The sad truth of life is that, sometimes, compromises need to be made. You won’t be surprised to learn that this almost always applies to divorces. So, it’s important to take your former partner’s desires into consideration.
Consider what they have to say and be willing to come to an agreement. Keep in mind, taking this approach is only likely to increase the chances that your former partner is willing to listen to what you have to say as well. It’s a two-way street.
- Understand Your Rights
That being said, you should always make sure to fully understand your rights as a parent whenever you are drafting together any children arrangements, so you aren’t left isolated.
If necessary, you can speak to a child law solicitor, who can discuss the arrangements you have made with your former partner. This way, you can see if they are fair to you, and whether any adjustments need to be made. If anything, you can simply get peace of mind.
- Maintain Constant Contact
If you are separating from your former partner, you may have to leave the family home, which is bound to be difficult for any child to accept. Understanding exactly how a child is truly feeling, particularly when they are younger, can be tough. So, being there as a constant source of contact is essential.
Even if you aren’t able to see them as regularly as you would like, you can still keep in touch. Keep in mind, you should never feel as though you’re sneaking behind your former partner’s back. To avoid this, be sure to keep things as transparent as possible.
- Allow Your Children to Express Themselves
Divorce can feel like an intense loss for children and they’ll no doubt be suffering from grief. So, take time to help them adjust to the changing circumstances and express their emotions.
Let them know it’s okay to be feeling a certain way and that you’ll always be around to talk to. Small gestures can go a long way.
- Look After Your Physical and Mental Health
While you’ll understandably have your children’s wellbeing at the front of your mind, don’t forget about your own physical and mental health. Taking simple steps, like exercising, spending time outdoors or meditating, can be great ways of keeping your mind and body healthy during a difficult time.
- Seek Support from Others
No matter how complicated or difficult your personal situation is, know this – there will always be someone you can talk to for support. Whether you feel more comfortable speaking to a friend or family member, or a professional support network such as Divorce Support Group, help is always just around the corner.
Are You Going Through a Divorce with Children?

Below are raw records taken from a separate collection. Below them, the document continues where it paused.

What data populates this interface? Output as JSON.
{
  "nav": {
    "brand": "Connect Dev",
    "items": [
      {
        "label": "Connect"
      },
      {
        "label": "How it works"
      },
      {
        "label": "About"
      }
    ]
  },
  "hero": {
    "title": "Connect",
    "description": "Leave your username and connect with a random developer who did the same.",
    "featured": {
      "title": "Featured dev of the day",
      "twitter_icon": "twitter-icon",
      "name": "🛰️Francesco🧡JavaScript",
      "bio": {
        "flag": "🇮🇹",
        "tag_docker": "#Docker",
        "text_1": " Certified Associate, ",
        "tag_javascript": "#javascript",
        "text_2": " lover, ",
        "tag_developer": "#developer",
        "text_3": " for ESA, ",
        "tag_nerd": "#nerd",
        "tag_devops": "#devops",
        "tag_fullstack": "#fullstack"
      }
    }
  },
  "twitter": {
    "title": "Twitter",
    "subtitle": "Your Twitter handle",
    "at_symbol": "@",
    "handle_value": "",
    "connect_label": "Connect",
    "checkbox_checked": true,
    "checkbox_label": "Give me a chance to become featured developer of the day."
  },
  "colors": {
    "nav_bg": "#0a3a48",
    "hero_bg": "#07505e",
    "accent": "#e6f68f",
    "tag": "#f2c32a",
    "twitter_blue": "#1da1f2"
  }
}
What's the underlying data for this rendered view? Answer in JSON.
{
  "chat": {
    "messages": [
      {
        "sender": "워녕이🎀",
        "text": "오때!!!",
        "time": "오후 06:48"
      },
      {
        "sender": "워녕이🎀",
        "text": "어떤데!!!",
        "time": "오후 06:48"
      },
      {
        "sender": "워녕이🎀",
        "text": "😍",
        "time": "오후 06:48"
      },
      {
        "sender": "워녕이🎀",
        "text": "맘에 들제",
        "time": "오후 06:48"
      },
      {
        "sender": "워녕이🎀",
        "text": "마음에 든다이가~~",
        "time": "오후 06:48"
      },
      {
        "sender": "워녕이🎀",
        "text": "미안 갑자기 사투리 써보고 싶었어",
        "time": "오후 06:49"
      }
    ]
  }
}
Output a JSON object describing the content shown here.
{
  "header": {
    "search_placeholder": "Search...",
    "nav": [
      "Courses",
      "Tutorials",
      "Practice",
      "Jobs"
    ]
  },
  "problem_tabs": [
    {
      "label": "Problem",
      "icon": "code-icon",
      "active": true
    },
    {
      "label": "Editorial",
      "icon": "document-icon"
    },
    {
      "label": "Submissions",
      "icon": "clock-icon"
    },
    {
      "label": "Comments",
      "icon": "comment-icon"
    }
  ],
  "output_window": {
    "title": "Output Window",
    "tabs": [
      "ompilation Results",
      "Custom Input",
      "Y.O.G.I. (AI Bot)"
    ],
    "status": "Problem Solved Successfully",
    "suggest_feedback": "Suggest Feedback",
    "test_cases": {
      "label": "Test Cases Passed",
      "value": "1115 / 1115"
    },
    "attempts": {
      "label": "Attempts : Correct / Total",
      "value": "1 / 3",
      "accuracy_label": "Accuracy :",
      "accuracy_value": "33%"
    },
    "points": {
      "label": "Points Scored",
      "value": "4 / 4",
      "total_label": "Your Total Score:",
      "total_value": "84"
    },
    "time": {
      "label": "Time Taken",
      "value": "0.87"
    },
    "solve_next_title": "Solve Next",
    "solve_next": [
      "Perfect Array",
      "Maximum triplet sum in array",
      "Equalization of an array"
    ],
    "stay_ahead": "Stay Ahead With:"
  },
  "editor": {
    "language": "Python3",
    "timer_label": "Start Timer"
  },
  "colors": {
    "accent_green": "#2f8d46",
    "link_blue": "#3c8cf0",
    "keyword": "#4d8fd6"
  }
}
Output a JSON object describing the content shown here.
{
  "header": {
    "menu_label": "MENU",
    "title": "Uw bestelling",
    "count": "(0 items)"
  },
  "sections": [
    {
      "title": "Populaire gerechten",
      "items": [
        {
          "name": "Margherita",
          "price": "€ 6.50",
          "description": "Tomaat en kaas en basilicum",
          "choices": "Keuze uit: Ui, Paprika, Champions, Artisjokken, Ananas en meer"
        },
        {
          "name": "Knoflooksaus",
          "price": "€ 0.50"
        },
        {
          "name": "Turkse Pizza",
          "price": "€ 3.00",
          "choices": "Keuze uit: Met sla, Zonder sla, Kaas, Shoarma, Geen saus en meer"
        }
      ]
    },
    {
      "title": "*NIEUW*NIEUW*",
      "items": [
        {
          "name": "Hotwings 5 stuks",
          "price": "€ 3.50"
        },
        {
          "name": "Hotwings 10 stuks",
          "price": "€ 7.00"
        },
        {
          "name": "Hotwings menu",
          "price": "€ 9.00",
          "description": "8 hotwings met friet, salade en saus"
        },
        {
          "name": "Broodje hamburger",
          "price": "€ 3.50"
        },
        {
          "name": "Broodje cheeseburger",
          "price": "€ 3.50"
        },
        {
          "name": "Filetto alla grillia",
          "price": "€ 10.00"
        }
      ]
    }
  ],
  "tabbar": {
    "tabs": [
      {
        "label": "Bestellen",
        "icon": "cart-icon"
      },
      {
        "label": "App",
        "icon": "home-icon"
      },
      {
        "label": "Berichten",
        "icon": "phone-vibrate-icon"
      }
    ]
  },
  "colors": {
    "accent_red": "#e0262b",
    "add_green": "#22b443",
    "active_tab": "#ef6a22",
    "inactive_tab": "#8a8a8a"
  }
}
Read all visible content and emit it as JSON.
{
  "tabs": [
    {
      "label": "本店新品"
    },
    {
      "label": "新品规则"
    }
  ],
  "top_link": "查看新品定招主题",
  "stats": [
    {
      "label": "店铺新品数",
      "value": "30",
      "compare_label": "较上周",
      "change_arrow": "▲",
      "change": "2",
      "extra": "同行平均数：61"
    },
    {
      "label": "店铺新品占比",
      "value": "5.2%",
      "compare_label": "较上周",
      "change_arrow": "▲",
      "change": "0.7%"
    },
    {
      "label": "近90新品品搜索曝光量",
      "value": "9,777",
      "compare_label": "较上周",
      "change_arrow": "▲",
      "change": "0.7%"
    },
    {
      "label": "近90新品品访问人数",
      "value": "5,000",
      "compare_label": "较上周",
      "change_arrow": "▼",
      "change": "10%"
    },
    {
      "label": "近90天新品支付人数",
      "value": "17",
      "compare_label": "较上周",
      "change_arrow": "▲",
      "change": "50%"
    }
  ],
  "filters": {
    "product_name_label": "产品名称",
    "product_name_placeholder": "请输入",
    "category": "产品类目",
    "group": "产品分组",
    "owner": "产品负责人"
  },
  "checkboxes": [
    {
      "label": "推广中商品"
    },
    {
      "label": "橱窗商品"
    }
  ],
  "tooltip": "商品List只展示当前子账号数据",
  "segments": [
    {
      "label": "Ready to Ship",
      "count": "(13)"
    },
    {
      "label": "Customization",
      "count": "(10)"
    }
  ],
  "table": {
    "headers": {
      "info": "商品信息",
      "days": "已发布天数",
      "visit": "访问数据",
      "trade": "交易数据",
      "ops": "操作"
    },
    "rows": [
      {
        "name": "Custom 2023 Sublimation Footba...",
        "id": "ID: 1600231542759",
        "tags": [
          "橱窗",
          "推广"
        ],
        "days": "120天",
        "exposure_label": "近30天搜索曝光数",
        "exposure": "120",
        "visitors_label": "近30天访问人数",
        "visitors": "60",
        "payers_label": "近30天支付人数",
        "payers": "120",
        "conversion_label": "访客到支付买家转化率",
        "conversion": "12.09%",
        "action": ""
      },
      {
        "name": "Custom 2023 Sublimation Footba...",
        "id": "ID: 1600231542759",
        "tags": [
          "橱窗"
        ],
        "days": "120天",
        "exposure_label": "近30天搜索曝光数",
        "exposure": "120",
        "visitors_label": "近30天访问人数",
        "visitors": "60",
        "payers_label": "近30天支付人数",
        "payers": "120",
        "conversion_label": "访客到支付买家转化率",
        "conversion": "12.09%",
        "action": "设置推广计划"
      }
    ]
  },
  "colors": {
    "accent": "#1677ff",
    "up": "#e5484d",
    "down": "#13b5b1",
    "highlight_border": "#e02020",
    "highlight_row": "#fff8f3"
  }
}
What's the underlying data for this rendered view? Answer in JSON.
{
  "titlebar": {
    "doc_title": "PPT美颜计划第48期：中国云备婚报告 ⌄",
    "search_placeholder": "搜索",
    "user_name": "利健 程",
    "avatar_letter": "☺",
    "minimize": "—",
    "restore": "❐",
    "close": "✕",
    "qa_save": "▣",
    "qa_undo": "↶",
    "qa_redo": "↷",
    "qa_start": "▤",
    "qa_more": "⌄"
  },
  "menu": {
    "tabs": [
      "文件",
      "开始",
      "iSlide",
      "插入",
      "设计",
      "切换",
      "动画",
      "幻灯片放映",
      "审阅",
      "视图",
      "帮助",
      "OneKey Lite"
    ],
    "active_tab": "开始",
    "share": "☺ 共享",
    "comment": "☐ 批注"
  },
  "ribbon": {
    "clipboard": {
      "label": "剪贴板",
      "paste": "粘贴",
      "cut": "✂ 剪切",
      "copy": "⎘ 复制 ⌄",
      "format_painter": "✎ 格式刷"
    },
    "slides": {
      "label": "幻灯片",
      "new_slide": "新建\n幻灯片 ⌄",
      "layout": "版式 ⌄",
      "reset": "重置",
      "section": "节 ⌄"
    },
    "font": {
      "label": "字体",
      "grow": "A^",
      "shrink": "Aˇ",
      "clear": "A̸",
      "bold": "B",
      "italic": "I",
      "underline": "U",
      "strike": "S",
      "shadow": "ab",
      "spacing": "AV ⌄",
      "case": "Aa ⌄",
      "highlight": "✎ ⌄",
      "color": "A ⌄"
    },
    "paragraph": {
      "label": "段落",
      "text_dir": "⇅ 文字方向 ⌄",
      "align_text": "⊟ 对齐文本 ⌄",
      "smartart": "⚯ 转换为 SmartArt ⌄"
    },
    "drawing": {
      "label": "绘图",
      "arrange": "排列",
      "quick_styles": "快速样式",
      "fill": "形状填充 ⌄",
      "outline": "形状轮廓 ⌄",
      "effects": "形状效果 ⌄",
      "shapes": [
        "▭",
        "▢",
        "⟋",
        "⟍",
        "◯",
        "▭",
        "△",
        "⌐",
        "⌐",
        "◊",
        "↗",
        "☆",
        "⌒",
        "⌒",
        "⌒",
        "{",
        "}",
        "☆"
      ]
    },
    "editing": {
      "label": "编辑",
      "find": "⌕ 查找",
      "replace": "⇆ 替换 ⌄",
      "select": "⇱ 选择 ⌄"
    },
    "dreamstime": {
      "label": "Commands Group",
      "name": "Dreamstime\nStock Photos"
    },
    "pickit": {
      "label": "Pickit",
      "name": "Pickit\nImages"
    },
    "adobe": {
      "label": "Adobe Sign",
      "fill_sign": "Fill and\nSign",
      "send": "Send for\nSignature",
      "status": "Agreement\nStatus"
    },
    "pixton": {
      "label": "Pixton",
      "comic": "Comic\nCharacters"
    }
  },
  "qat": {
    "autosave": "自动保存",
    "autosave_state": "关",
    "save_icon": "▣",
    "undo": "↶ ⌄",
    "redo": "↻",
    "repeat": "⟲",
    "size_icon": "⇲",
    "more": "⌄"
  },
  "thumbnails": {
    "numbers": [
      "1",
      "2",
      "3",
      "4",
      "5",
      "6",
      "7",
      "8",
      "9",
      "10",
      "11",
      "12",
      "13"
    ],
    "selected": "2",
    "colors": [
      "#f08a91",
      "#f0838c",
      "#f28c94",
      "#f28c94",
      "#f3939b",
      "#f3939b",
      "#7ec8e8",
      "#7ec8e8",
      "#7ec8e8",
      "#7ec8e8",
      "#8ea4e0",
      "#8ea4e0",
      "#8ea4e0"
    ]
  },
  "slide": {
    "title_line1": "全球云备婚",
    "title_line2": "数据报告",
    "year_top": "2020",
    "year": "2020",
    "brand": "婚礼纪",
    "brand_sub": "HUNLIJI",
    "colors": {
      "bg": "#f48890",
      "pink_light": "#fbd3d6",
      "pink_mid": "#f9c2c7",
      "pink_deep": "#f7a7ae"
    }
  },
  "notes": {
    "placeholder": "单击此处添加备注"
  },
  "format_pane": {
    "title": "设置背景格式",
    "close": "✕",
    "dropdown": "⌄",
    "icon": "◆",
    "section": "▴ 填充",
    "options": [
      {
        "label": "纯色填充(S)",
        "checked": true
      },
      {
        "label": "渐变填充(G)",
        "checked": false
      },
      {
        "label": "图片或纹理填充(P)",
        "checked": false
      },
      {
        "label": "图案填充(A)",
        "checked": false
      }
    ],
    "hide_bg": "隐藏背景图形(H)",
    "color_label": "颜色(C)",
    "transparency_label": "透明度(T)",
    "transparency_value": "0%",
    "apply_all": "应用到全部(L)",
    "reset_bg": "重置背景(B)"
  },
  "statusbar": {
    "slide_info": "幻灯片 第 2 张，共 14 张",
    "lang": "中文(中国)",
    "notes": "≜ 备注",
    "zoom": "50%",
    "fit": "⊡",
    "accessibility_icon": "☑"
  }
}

There we have it! Hopefully these tips and guidance can help you to make your divorce work if you have children. It’s bound to be a difficult time, but these pointers should help you to make the process as painless as possible.